• _WHAT YOU NEED TO DO_
Repeat the full listing below verbatim and keep the images out.
───── TASK INPUTS ─────
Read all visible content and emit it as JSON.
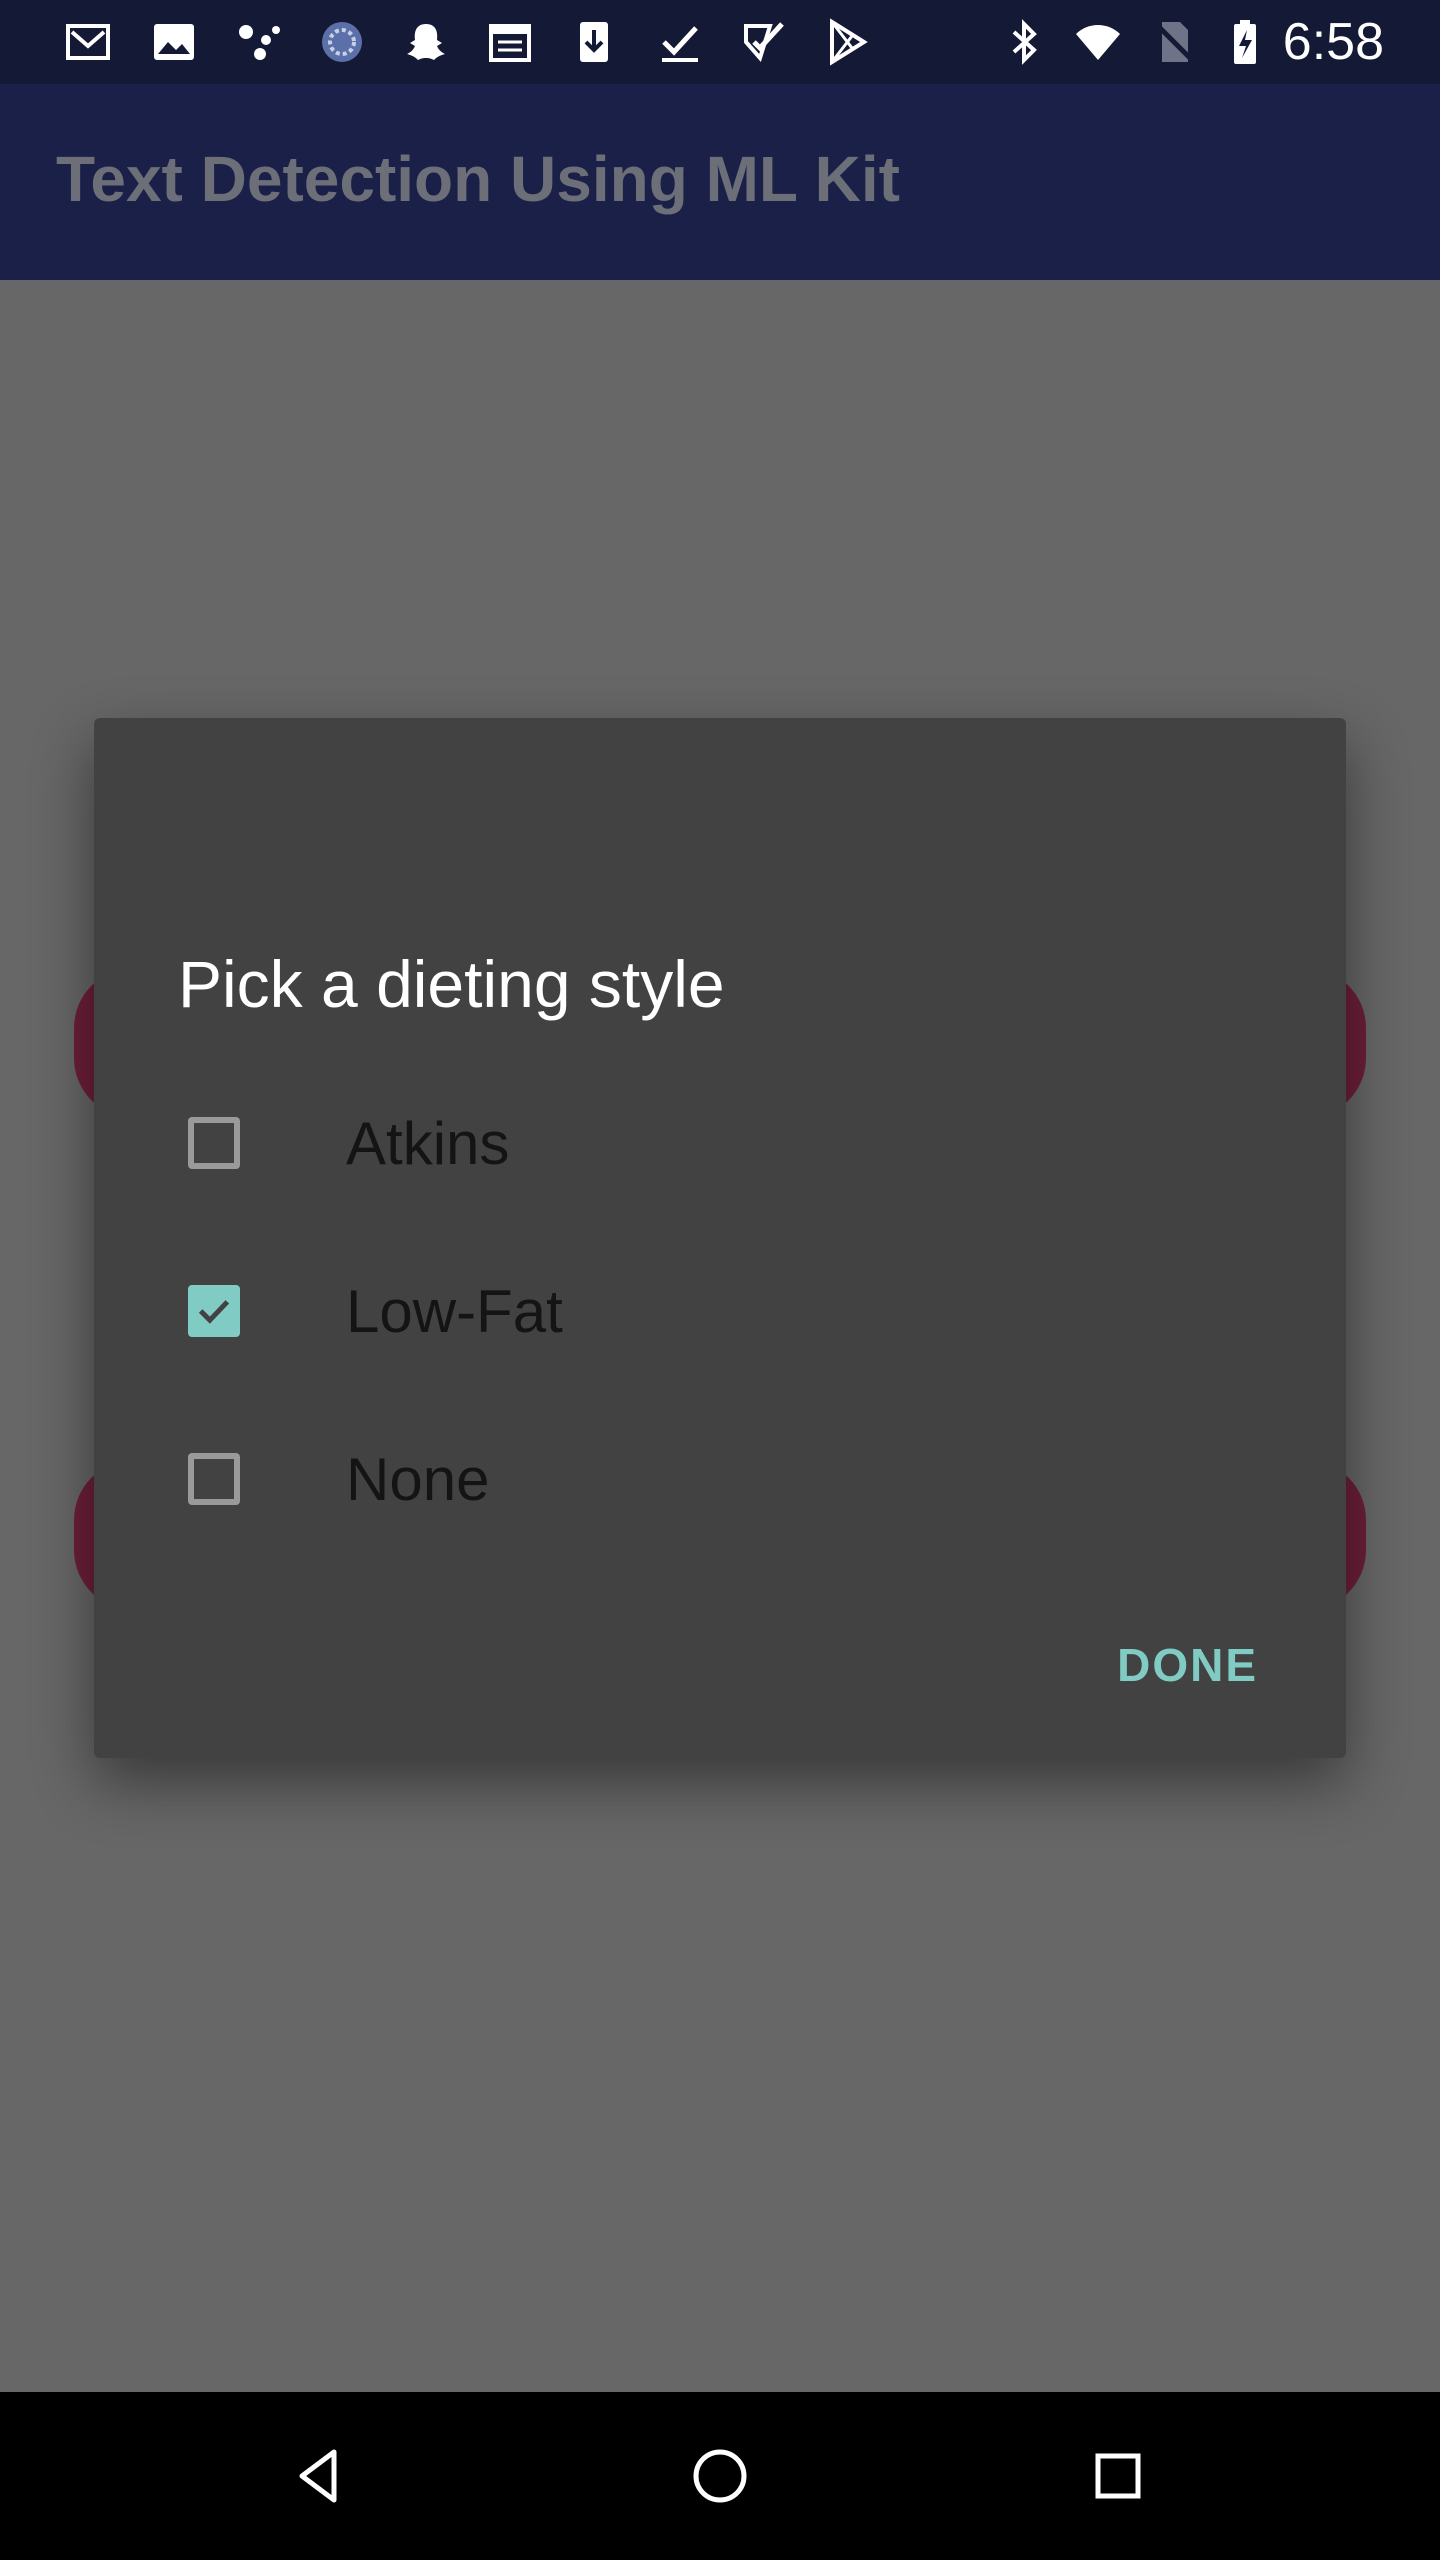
{
  "status_bar": {
    "time": "6:58",
    "icons": [
      "gmail-icon",
      "gallery-icon",
      "assistant-icon",
      "loader-icon",
      "snapchat-icon",
      "calendar-icon",
      "download-icon",
      "check-icon",
      "tasks-icon",
      "play-store-icon",
      "bluetooth-icon",
      "wifi-icon",
      "no-sim-icon",
      "battery-icon"
    ]
  },
  "app_bar": {
    "title": "Text Detection Using ML Kit"
  },
  "dialog": {
    "title": "Pick a dieting style",
    "options": [
      {
        "label": "Atkins",
        "checked": false
      },
      {
        "label": "Low-Fat",
        "checked": true
      },
      {
        "label": "None",
        "checked": false
      }
    ],
    "done_label": "DONE"
  },
  "nav_bar": {
    "buttons": [
      "back-icon",
      "home-icon",
      "recents-icon"
    ]
  },
  "colors": {
    "accent": "#80cbc4",
    "app_bar": "#1b2048",
    "status_bar": "#141a35",
    "scrim_background": "#676767",
    "dialog_background": "#424242"
  }
}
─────
• _TASK RESPONSE_
Read all visible content and emit it as JSON.
{
  "status_bar": {
    "time": "6:58",
    "icons": [
      "gmail-icon",
      "gallery-icon",
      "assistant-icon",
      "loader-icon",
      "snapchat-icon",
      "calendar-icon",
      "download-icon",
      "check-icon",
      "tasks-icon",
      "play-store-icon",
      "bluetooth-icon",
      "wifi-icon",
      "no-sim-icon",
      "battery-icon"
    ]
  },
  "app_bar": {
    "title": "Text Detection Using ML Kit"
  },
  "dialog": {
    "title": "Pick a dieting style",
    "options": [
      {
        "label": "Atkins",
        "checked": false
      },
      {
        "label": "Low-Fat",
        "checked": true
      },
      {
        "label": "None",
        "checked": false
      }
    ],
    "done_label": "DONE"
  },
  "nav_bar": {
    "buttons": [
      "back-icon",
      "home-icon",
      "recents-icon"
    ]
  },
  "colors": {
    "accent": "#80cbc4",
    "app_bar": "#1b2048",
    "status_bar": "#141a35",
    "scrim_background": "#676767",
    "dialog_background": "#424242"
  }
}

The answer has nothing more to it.